Extracted data entries
• • • •
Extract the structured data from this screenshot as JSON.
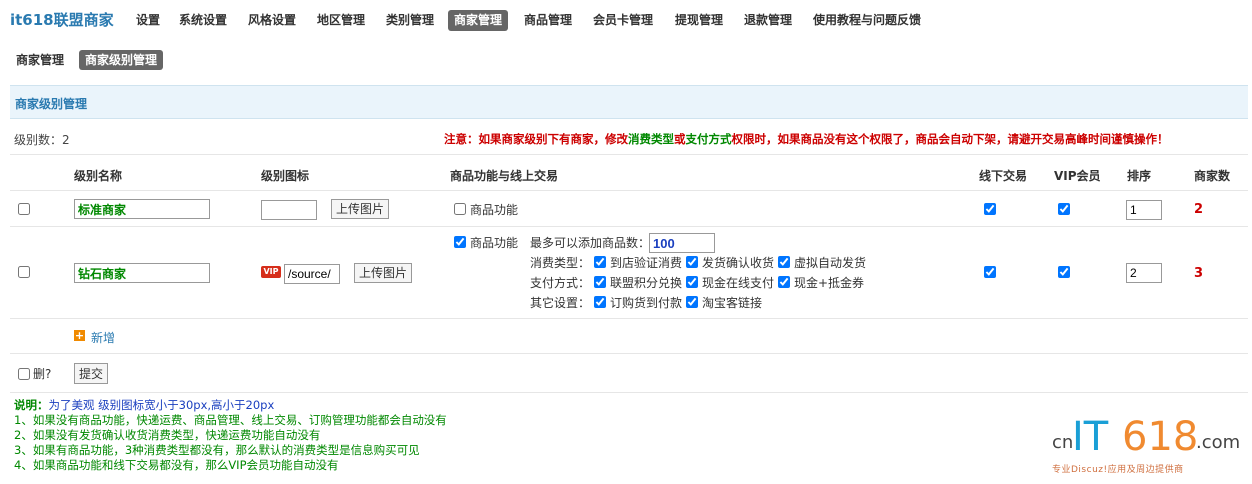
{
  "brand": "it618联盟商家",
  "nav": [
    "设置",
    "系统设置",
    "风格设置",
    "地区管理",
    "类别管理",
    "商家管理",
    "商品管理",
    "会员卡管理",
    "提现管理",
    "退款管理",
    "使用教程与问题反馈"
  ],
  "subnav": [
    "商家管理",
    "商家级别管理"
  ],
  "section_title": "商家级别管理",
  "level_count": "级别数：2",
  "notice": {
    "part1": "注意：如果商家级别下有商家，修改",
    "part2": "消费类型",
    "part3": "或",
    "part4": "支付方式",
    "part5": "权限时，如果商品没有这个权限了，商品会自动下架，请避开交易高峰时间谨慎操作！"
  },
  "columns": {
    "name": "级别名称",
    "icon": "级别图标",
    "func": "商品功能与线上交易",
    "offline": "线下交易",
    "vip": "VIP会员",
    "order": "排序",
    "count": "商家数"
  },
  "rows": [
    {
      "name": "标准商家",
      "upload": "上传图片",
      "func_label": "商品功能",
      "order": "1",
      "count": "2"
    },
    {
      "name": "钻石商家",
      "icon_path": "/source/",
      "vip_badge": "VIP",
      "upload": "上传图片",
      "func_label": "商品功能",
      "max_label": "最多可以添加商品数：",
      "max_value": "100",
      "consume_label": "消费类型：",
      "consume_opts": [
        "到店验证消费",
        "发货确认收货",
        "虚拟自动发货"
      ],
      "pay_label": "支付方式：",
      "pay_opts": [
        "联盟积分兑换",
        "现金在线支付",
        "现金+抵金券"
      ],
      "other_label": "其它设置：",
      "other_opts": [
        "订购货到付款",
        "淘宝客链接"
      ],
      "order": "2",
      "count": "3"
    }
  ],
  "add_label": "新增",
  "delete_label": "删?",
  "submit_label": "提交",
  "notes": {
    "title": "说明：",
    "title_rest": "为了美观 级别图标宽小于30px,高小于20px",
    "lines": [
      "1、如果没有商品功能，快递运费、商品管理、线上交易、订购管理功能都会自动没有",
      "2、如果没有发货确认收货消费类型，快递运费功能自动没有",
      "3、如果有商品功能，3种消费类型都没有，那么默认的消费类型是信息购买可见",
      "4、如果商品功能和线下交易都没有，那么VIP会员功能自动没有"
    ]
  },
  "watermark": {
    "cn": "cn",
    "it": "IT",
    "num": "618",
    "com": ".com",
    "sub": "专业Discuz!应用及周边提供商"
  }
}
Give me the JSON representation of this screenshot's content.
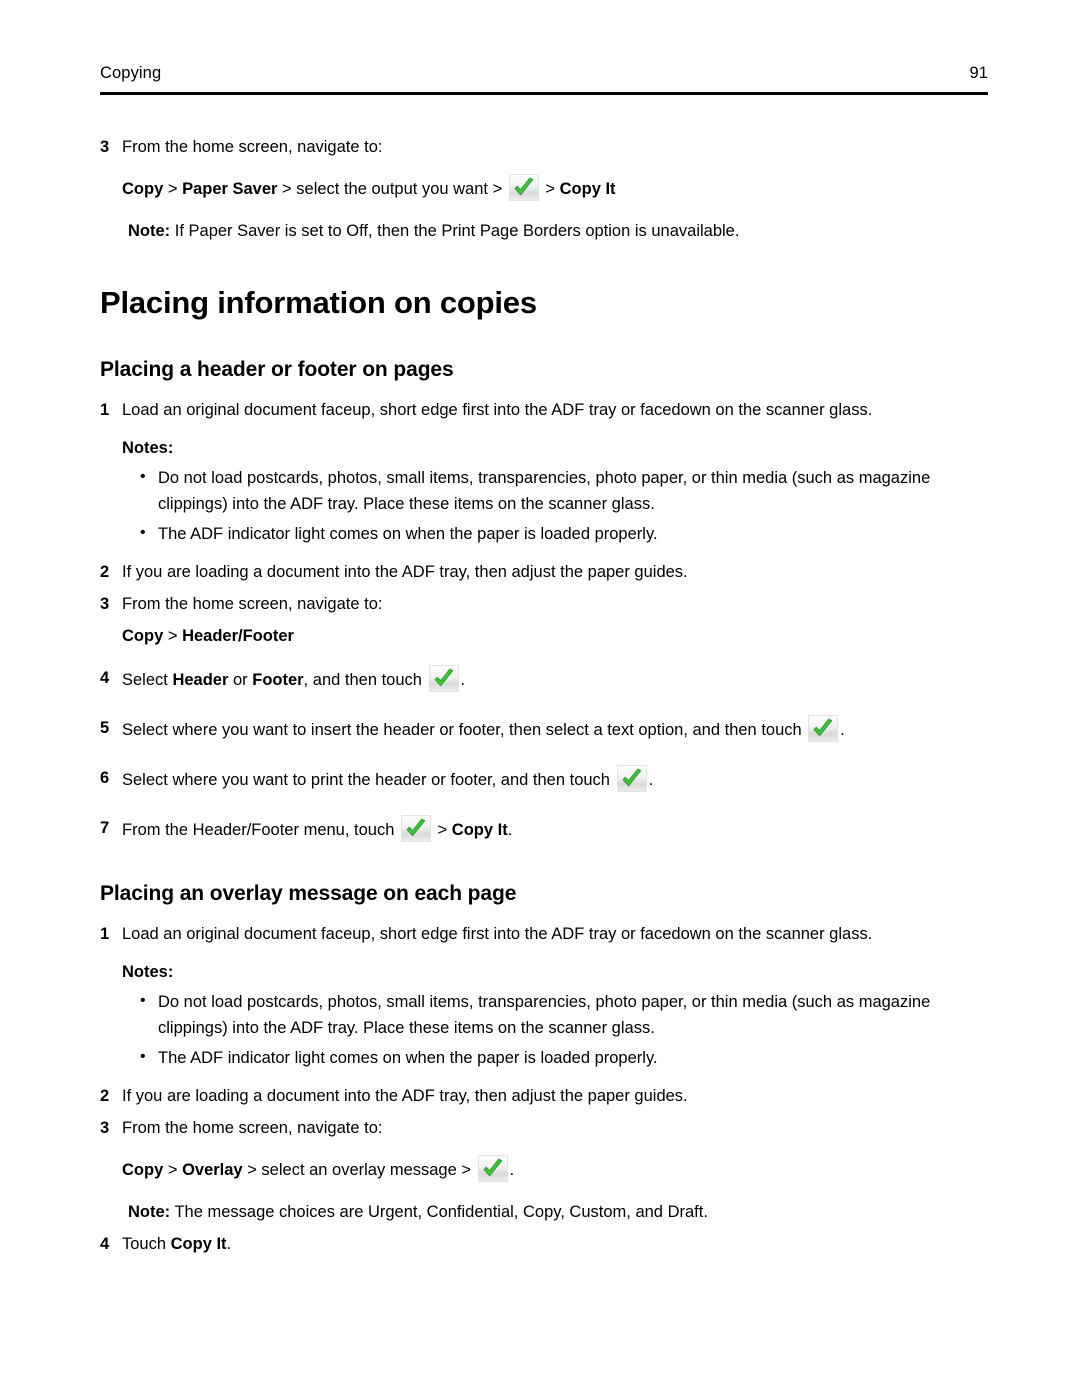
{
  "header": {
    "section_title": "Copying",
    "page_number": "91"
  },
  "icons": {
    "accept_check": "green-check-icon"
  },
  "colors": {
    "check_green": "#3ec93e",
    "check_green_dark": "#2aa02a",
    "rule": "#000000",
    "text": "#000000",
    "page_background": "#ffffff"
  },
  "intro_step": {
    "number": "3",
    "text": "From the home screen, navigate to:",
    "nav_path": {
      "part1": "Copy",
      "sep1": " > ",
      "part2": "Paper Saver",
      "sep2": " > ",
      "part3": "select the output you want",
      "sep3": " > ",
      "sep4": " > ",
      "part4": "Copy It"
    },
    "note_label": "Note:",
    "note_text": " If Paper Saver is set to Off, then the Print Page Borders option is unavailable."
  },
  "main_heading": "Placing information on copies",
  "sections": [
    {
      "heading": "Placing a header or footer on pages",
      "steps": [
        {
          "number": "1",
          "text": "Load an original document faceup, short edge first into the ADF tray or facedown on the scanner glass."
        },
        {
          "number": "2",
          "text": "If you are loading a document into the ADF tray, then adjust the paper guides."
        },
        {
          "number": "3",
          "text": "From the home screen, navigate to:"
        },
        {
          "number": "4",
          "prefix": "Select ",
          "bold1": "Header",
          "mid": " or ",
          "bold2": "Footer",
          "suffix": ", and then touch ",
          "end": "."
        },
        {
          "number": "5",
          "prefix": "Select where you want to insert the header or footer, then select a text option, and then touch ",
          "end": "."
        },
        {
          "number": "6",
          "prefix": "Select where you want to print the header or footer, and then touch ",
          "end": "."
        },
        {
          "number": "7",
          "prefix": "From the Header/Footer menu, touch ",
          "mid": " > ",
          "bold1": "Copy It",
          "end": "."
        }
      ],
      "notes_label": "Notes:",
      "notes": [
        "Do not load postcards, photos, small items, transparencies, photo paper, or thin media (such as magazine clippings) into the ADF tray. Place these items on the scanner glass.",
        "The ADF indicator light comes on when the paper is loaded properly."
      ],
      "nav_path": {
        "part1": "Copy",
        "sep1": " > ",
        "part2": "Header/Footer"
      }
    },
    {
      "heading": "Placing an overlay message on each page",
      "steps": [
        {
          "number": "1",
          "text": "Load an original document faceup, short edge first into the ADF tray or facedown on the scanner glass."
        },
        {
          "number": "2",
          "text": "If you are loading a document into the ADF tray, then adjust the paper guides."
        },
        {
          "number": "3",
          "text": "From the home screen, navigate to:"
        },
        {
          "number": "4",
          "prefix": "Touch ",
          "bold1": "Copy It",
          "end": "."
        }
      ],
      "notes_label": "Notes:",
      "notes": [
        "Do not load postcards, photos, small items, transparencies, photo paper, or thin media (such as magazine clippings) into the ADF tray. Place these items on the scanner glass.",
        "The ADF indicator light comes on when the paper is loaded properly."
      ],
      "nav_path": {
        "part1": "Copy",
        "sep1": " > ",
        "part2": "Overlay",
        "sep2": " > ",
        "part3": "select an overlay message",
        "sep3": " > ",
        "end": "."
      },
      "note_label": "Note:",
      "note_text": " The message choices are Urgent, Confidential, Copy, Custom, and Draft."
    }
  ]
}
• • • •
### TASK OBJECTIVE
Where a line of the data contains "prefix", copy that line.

### REPLY TO THE EXERCISE
          "prefix": "Select ",
          "prefix": "Select where you want to insert the header or footer, then select a text option, and then touch ",
          "prefix": "Select where you want to print the header or footer, and then touch ",
          "prefix": "From the Header/Footer menu, touch ",
          "prefix": "Touch ",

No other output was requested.